▸ INPUT
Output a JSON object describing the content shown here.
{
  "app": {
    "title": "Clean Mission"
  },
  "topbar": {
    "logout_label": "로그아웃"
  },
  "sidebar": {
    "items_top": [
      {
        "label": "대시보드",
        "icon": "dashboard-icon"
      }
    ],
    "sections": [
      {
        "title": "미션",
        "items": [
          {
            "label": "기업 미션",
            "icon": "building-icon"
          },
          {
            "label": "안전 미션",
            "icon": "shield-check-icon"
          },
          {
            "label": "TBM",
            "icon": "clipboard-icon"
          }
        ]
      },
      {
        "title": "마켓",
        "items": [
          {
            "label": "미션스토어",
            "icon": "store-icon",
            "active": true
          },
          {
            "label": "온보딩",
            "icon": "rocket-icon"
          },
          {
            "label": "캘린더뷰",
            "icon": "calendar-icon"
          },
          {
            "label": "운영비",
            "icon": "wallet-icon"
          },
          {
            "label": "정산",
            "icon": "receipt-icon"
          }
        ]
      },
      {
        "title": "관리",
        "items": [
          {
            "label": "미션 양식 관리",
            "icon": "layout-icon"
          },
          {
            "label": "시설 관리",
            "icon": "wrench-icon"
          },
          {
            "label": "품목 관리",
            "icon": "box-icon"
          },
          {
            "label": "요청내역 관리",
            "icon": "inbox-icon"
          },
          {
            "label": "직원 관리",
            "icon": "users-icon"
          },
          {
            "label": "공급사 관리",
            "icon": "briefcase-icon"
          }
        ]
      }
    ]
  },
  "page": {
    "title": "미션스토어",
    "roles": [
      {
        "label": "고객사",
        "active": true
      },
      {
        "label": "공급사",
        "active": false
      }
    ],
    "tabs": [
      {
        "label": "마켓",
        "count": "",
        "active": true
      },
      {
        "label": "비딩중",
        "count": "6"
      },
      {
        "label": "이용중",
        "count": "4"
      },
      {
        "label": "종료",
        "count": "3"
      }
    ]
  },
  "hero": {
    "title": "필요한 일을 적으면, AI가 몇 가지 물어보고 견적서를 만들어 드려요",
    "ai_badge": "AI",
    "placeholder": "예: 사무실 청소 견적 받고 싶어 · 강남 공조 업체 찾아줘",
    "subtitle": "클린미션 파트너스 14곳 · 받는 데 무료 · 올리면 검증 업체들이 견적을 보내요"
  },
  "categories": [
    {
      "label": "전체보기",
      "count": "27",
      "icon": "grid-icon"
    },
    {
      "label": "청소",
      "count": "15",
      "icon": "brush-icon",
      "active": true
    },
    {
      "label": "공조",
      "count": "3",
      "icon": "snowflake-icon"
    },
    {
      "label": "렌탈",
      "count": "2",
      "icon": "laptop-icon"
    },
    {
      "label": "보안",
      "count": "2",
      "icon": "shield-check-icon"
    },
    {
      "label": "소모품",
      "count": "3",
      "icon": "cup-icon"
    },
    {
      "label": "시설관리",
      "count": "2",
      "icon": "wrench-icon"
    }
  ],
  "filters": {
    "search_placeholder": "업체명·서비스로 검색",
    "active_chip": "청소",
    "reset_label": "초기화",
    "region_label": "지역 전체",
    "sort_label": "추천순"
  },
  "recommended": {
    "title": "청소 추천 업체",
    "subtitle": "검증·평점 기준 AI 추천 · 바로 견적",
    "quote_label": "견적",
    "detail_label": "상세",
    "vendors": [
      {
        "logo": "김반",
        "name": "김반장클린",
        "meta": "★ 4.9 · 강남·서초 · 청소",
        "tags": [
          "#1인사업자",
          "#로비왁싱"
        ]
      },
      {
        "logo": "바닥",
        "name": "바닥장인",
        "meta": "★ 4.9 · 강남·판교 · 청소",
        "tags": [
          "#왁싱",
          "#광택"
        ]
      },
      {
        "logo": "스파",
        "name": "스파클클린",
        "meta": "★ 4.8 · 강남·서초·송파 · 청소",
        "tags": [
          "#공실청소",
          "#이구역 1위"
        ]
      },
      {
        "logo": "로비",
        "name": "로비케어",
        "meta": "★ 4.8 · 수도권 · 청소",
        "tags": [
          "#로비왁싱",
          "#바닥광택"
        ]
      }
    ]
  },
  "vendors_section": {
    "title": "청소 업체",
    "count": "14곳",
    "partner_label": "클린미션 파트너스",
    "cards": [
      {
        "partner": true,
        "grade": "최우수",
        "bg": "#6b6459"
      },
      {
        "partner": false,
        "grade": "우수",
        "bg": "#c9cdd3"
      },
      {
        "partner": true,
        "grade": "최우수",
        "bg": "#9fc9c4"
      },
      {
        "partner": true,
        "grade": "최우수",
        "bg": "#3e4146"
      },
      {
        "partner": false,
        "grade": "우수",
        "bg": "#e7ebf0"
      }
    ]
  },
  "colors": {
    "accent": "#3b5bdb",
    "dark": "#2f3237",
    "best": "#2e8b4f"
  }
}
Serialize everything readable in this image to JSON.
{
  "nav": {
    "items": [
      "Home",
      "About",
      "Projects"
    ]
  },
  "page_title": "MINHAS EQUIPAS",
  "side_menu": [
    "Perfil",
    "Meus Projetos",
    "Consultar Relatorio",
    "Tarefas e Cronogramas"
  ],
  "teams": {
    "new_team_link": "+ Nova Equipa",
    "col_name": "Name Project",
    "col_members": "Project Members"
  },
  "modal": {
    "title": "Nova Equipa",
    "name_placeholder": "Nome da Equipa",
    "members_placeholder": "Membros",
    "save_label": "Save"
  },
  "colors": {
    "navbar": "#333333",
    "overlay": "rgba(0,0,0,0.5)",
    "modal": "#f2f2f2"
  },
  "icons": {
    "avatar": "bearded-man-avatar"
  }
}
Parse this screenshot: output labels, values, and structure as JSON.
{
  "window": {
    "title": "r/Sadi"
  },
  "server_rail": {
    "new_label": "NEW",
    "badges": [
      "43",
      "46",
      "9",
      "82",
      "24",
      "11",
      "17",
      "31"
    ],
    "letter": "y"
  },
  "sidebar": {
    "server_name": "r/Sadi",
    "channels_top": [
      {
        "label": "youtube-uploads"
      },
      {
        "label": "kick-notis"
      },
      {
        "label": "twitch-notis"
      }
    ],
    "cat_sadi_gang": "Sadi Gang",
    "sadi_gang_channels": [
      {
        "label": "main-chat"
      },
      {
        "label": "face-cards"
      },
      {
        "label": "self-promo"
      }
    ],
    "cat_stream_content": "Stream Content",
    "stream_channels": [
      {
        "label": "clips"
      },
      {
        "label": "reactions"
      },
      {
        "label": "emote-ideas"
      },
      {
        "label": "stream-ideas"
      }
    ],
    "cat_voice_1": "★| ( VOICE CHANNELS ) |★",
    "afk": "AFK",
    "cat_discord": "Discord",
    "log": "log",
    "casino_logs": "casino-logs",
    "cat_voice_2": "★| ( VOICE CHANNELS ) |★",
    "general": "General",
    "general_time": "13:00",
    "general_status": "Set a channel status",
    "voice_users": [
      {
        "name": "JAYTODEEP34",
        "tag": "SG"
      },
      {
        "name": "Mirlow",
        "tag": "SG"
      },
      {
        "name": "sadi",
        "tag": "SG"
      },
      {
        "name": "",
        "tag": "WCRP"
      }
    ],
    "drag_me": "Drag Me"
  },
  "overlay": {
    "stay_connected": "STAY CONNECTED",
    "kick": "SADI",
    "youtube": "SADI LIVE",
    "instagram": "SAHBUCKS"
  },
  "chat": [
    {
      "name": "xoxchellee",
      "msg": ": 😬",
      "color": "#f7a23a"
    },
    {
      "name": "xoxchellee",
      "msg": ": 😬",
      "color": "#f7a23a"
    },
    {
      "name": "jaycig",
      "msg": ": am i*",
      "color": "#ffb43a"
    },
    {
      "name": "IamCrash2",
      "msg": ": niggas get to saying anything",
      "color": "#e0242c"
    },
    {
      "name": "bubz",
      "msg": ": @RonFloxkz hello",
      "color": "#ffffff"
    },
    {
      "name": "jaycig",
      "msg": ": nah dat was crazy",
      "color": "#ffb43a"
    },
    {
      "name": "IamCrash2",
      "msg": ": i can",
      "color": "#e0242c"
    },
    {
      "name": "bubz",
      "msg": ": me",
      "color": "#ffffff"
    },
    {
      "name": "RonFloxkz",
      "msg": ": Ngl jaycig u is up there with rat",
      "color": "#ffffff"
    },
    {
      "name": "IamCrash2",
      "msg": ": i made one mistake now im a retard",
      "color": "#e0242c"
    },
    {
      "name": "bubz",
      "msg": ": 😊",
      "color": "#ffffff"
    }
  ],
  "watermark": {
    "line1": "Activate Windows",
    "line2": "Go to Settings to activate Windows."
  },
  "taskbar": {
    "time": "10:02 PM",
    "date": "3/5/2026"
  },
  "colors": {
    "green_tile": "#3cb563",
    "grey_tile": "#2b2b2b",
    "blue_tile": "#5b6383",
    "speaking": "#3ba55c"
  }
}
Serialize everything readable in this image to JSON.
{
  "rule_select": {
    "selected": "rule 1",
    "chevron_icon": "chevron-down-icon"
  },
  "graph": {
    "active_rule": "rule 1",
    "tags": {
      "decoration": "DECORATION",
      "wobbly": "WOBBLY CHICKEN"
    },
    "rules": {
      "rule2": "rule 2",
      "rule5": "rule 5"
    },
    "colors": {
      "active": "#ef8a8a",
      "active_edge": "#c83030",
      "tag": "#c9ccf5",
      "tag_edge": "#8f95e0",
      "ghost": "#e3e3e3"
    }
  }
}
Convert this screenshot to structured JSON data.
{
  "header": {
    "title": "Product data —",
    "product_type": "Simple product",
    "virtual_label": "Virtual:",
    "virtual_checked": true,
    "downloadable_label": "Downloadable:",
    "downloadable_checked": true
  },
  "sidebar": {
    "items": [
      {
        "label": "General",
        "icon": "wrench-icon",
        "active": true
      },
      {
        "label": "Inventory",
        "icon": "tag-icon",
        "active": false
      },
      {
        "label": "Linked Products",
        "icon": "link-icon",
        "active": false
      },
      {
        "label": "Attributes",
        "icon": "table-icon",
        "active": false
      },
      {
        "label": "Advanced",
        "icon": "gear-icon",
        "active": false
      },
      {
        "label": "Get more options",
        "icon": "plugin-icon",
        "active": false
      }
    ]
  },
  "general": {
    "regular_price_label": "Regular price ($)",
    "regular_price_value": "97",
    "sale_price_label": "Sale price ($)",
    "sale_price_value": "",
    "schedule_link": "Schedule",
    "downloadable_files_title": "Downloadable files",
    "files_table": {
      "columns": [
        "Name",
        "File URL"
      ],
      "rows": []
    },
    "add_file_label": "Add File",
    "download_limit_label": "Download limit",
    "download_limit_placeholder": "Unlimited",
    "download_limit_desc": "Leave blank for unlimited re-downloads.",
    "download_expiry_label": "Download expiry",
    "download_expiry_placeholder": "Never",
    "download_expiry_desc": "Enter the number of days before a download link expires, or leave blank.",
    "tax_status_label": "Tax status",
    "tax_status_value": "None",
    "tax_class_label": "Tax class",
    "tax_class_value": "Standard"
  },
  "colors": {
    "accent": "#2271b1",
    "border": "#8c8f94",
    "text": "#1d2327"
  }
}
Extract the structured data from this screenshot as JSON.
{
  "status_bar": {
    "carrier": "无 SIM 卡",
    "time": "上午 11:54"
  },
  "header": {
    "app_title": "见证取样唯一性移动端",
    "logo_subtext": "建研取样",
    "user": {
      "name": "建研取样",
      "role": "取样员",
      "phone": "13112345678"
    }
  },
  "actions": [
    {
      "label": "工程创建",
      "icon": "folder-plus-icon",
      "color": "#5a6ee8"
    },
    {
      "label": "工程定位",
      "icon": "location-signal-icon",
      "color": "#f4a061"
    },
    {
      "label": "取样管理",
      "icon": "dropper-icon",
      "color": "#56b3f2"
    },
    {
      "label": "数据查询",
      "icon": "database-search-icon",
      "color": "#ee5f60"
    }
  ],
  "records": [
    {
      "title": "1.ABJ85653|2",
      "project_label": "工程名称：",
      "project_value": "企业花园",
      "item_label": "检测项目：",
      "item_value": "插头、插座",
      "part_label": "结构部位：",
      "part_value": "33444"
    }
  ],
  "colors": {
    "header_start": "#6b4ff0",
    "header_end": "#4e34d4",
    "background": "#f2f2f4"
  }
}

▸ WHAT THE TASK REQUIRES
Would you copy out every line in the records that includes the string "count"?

▸ SOLVED PROBLEM
        "count": "",
        "count": "6"
        "count": "4"
        "count": "3"
      "count": "27",
      "count": "15",
      "count": "3",
      "count": "2",
      "count": "2",
      "count": "3",
      "count": "2",
    "count": "14곳",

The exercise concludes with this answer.